(Dataset rows for apps and sites)

▽

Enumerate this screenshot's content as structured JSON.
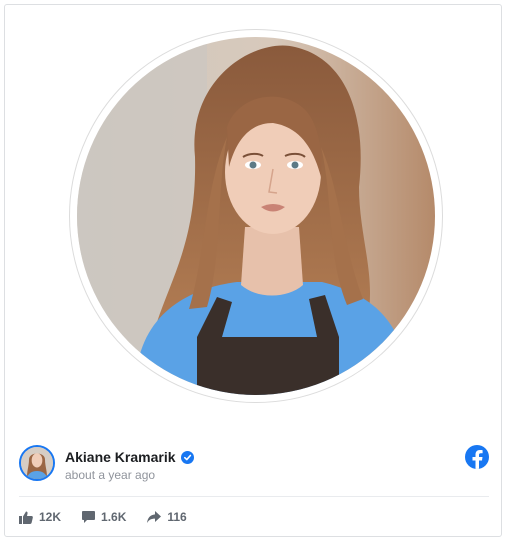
{
  "post": {
    "author_name": "Akiane Kramarik",
    "timestamp": "about a year ago",
    "verified": true
  },
  "stats": {
    "likes": "12K",
    "comments": "1.6K",
    "shares": "116"
  },
  "colors": {
    "accent": "#1877f2",
    "muted_text": "#90949c",
    "stat_text": "#606770"
  },
  "icons": {
    "verified": "verified-badge-icon",
    "brand": "facebook-logo-icon",
    "like": "thumbs-up-icon",
    "comment": "comment-bubble-icon",
    "share": "share-arrow-icon"
  }
}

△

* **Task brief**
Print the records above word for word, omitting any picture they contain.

* **Solution to this exercise**
Enumerate this screenshot's content as structured JSON.
{
  "post": {
    "author_name": "Akiane Kramarik",
    "timestamp": "about a year ago",
    "verified": true
  },
  "stats": {
    "likes": "12K",
    "comments": "1.6K",
    "shares": "116"
  },
  "colors": {
    "accent": "#1877f2",
    "muted_text": "#90949c",
    "stat_text": "#606770"
  },
  "icons": {
    "verified": "verified-badge-icon",
    "brand": "facebook-logo-icon",
    "like": "thumbs-up-icon",
    "comment": "comment-bubble-icon",
    "share": "share-arrow-icon"
  }
}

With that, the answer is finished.